As a parent, I always seem to be rushing through doors, though I am rarely late for anything and am even more rarely excited to get where I’m headed. It’s an automatic response by now. I see a door and then I feel anxiety. I can tell that Georgie feels the same way. Whenever she leaves the house without bags or small children in her arms, she looks around confused, as if she must have forgotten something.
A few weeks ago I rushed out with Nehemiah so that we could get to Cub Scouts on time. They were doing a nature scavenger hunt at the park. Those three words together, “nature,” “scavenger,” hunt,” so thrilled and obsessed his 5-year-old brain that he nearly fell apart with waiting. A full hour-and-a-half before the hunt his face started jolting open every 15 minutes, like a set of malfunctioning automatic doors.
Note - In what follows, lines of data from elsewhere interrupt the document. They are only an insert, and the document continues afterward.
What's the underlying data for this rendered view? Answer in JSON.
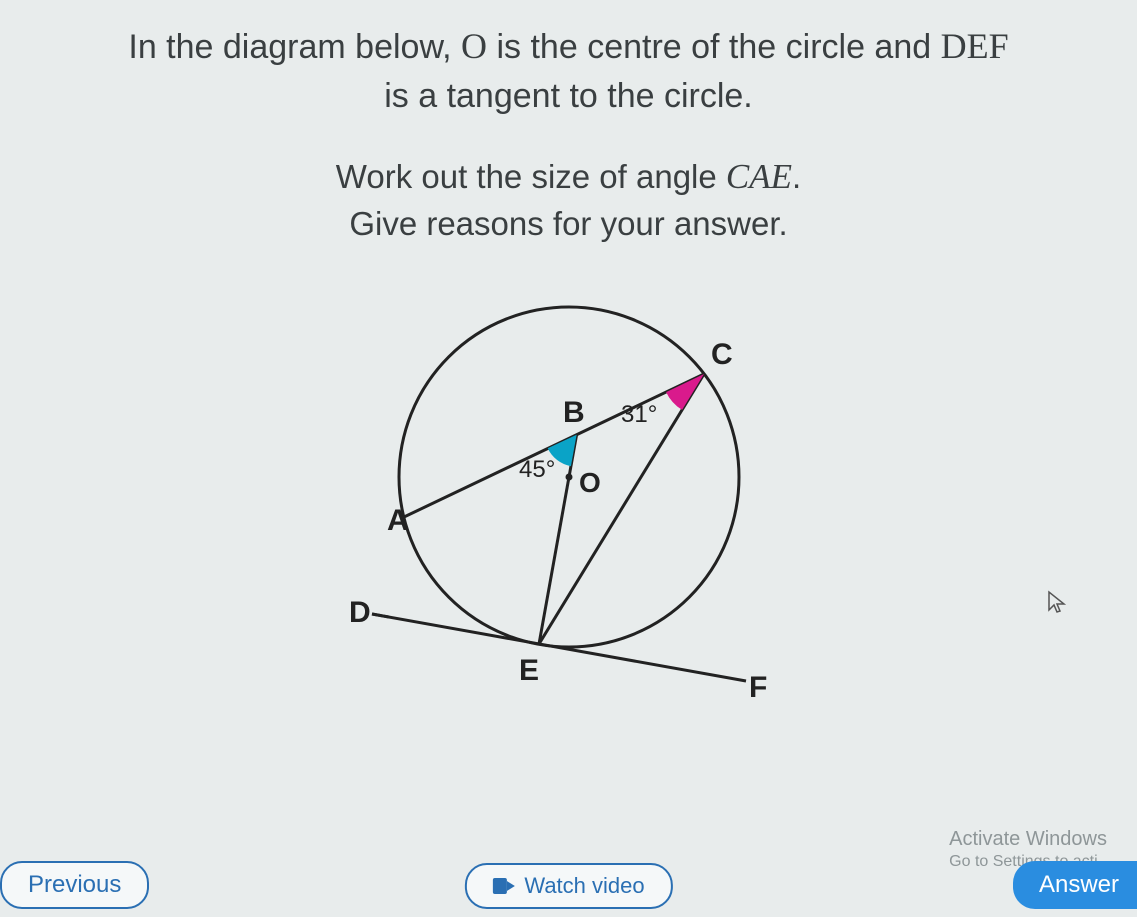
{
  "question": {
    "line1_pre": "In the diagram below, ",
    "center_var": "O",
    "line1_mid": " is the centre of the circle and ",
    "tangent_var": "DEF",
    "line2": "is a tangent to the circle.",
    "work_line1_pre": "Work out the size of angle ",
    "angle_var": "CAE",
    "work_line1_post": ".",
    "work_line2": "Give reasons for your answer."
  },
  "diagram": {
    "labels": {
      "A": "A",
      "B": "B",
      "C": "C",
      "D": "D",
      "E": "E",
      "F": "F",
      "O": "O"
    },
    "angle_ABE": "45°",
    "angle_BCE": "31°"
  },
  "buttons": {
    "previous": "Previous",
    "watch": "Watch video",
    "answer": "Answer"
  },
  "watermark": {
    "title": "Activate Windows",
    "sub": "Go to Settings to acti"
  },
  "colors": {
    "cyan_fill": "#0aa3c7",
    "magenta_fill": "#d91a8c",
    "stroke": "#222"
  }
}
“We’re going to be late!” he would shout, and then he’d point at the clock like it was a witch. He seemed to be discovering, in shock, that he lived in a world where love of nature could be threatened by something purchased at Target.
He pointed at it. “LOOK,” he’d say, as if saying that’s him, that’s the guy!
He cannot read a clock. I don’t know what in the world he was seeing when he looked at it. Maybe the same thing that I see now when I see a door. Less an appliance than a window into a world of horror.
Time was slowly breaking him. He was experiencing, maybe for the first time in his life, what a clock feels like for parents.
For the following week’s Cub Scout meeting we rushed out again. I hadn’t really checked (too busy arranging the waiver claims for my fantasy football league. Yes IT IS important), but I assumed we were late. There was no reason for this assumption, just the sheer habit of it.
Out on the street, the too-thin lanes of our suburban-town streets were clogged. Dusk approached, dimming all attention. I opened the windows, breathed in the exhaust from a hundred car-fulls of people who were in the same emotional state. If I have communal experiences on a regular basis, it is in this type of traffic–slow, smoggy, crowded masses all hypnotized by the same stretch of road.
When we rounded the last turn, off a quiet, empty little street, we arrived to an empty parking lot.
“Ah we late?,” asked Nehemiah.
Um, I replied.
Then I felt the panic again. But this time it was a sadder kind of panic. I panicked out of the realization that, now that the schedule was broken, I didn’t know what to do with my son.
There’s a baseball field behind the church where his pack meets. The sun was starting to set behind the forest that lined it. Though I’d been to the church a few times by then I’d never noticed the field, or the trees, or that the sun often set as we were arriving.
A little gloomy by now, I suggested, “Let’s just go over there, huh?”
I walked. He followed.
All the bases had been removed, maybe years ago, and grass stuck up like cow-licks through the dirt. The place felt lazy, neglected. The infield, I discovered, was covered in seashells, though there isn’t a beach for miles.
“This one looks like a ghost!” Nehemiah shouted, and held up a shell. “Look Dad!”
Then he held up another, then another. Then he pointed to a cloud, a tree, a gross and dangerous looking weed. Look Dad, look Dad, look Dad.
And he just kept going on like that, finding things. Because that’s what children do: they discover things. They do this, I think, not just because they have all the time in the world and know next to nothing, but also because they still think of the world around them as something that needs to be discovered.
That’s something to pause about. Once you start thinking of the world as something you don’t already know, time slows down. Encountering a place, any place, is like encountering a person who fascinates you. Someone you might love, if you had the time.
I always seem lately to be in a rush to get to places I don’t want to go. The clock makes me wretch and cough with panic.
Look Dad! Look Dad!
Well and just what the hell am I looking for these days? Or have I already discovered it all?